.

In the **Outputs** tab:

Select the

**Known**check box for`Channel - 1`

under**CSTR_OpenLoop/CSTR**.Set the corresponding

**Value**to`2`

kmol/m^{3}.

**Create and Verify Operating Point**

In the Trim the model dialog box, click **Start trimming**.

The operating point `op_trim1`

displays in
the **Linear Analysis Workspace**.

Double click `op_trim1`

to view the resulting
operating point.

In the Edit dialog box, select the **Input** tab.

The coolant temperature at steady state is 299 K, as desired.

**Linearize Model**

In the **Linear Analysis** tab, in the **Operating
Point** drop-down list, select `op_trim1`

.

Click **Step** to linearize
the model.

This option creates the linear model `linsys1`

in
the **Linear Analysis Workspace** and generates a
step response for this model. `linsys1`

uses `optrim1`

as
its operating point.

The step response from feed concentration to output `CSTR/2`

displays
an interesting inverse response. An examination of the linear model
shows that `CSTR/2`
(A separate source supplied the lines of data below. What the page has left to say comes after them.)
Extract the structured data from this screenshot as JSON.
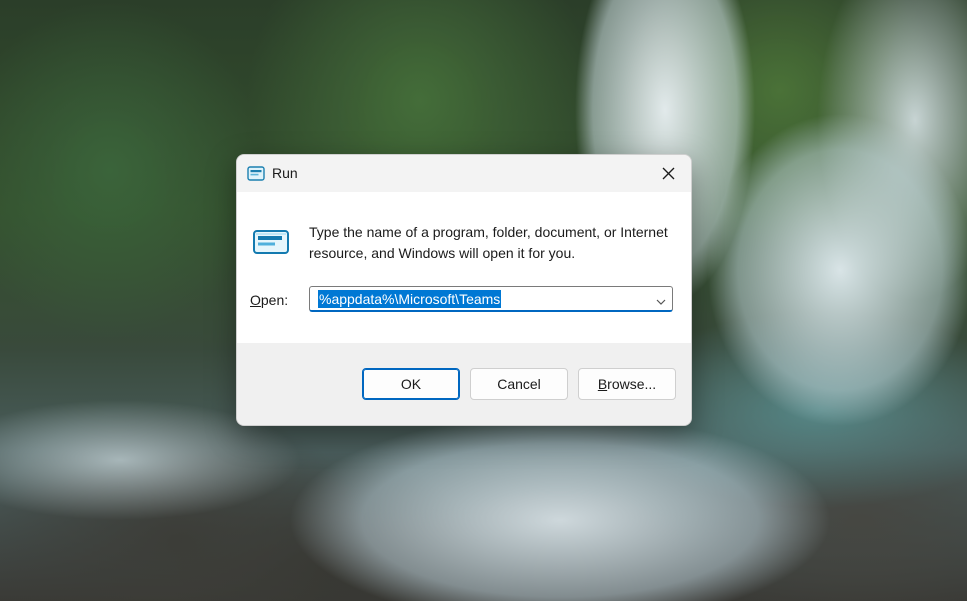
{
  "dialog": {
    "title": "Run",
    "close_icon": "close-icon",
    "app_icon": "run-icon",
    "description": "Type the name of a program, folder, document, or Internet resource, and Windows will open it for you.",
    "open_label_mnemonic": "O",
    "open_label_rest": "pen:",
    "combo_value": "%appdata%\\Microsoft\\Teams",
    "dropdown_icon": "chevron-down-icon",
    "buttons": {
      "ok": "OK",
      "cancel": "Cancel",
      "browse_mnemonic": "B",
      "browse_rest": "rowse..."
    }
  },
  "colors": {
    "accent": "#0067c0",
    "selection": "#0078d4",
    "dialog_bg": "#f0f0f0",
    "content_bg": "#ffffff"
  }
}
is the residual CSTR concentration, `C_A`

.
When the feed concentration increases, `C_A`

increases
initially because more reactant is entering, which increases the reaction
rate. This rate increase results in a higher reactor temperature (output `CSTR/1`

),
which further increases the reaction rate and `C_A`

decreases
dramatically.

**Export Linearization Result**

If necessary, you can repeat any of these steps to improve your
model performance. Once you are satisfied with your linearization
result, in the Linear Analysis Tool, drag and drop it from the **Linear
Analysis Workspace** to the **MATLAB Workspace**.
You can now use your linear model to design an MPC controller.

Linear Analysis Tool | `linearize`

Was this topic helpful?